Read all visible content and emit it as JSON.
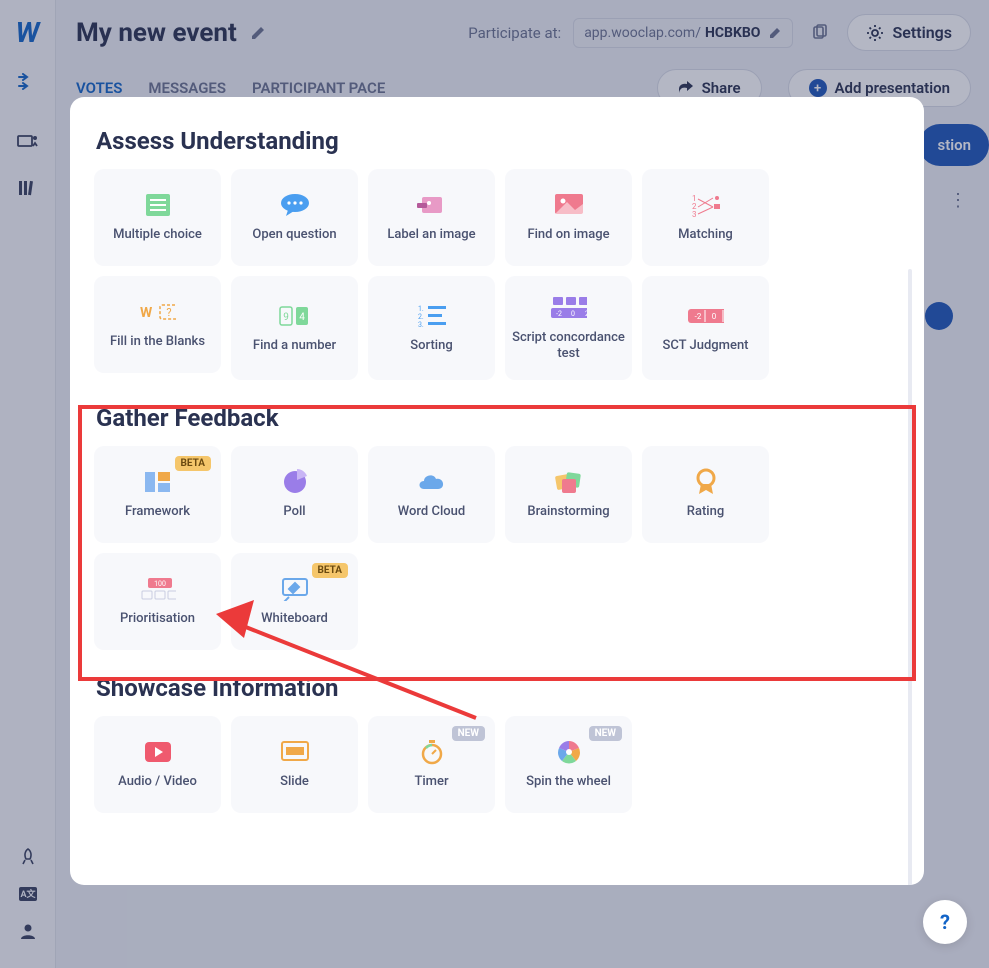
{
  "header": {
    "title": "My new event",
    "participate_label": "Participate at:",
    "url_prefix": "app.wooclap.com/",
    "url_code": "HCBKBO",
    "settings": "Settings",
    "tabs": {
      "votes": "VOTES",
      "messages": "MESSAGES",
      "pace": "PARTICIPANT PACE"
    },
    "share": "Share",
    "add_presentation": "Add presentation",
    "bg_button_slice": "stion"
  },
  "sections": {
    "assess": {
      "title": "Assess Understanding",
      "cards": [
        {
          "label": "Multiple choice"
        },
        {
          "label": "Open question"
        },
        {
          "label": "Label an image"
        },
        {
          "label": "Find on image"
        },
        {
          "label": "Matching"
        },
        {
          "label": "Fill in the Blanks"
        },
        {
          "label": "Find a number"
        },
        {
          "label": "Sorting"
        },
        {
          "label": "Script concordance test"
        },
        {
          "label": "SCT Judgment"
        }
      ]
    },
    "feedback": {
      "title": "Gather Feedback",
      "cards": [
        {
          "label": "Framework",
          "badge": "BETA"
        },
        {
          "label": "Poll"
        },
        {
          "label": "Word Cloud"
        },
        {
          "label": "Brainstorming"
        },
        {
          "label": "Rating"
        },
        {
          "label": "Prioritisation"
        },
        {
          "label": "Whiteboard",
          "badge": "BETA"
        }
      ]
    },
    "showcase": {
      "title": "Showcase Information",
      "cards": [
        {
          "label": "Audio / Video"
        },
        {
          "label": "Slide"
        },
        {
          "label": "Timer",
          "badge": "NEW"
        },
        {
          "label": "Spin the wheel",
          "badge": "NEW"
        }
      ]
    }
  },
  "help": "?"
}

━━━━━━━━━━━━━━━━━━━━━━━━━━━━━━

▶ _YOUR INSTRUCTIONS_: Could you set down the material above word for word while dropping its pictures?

▶ _ANSWER BOX_:
Read all visible content and emit it as JSON.
{
  "header": {
    "title": "My new event",
    "participate_label": "Participate at:",
    "url_prefix": "app.wooclap.com/",
    "url_code": "HCBKBO",
    "settings": "Settings",
    "tabs": {
      "votes": "VOTES",
      "messages": "MESSAGES",
      "pace": "PARTICIPANT PACE"
    },
    "share": "Share",
    "add_presentation": "Add presentation",
    "bg_button_slice": "stion"
  },
  "sections": {
    "assess": {
      "title": "Assess Understanding",
      "cards": [
        {
          "label": "Multiple choice"
        },
        {
          "label": "Open question"
        },
        {
          "label": "Label an image"
        },
        {
          "label": "Find on image"
        },
        {
          "label": "Matching"
        },
        {
          "label": "Fill in the Blanks"
        },
        {
          "label": "Find a number"
        },
        {
          "label": "Sorting"
        },
        {
          "label": "Script concordance test"
        },
        {
          "label": "SCT Judgment"
        }
      ]
    },
    "feedback": {
      "title": "Gather Feedback",
      "cards": [
        {
          "label": "Framework",
          "badge": "BETA"
        },
        {
          "label": "Poll"
        },
        {
          "label": "Word Cloud"
        },
        {
          "label": "Brainstorming"
        },
        {
          "label": "Rating"
        },
        {
          "label": "Prioritisation"
        },
        {
          "label": "Whiteboard",
          "badge": "BETA"
        }
      ]
    },
    "showcase": {
      "title": "Showcase Information",
      "cards": [
        {
          "label": "Audio / Video"
        },
        {
          "label": "Slide"
        },
        {
          "label": "Timer",
          "badge": "NEW"
        },
        {
          "label": "Spin the wheel",
          "badge": "NEW"
        }
      ]
    }
  },
  "help": "?"
}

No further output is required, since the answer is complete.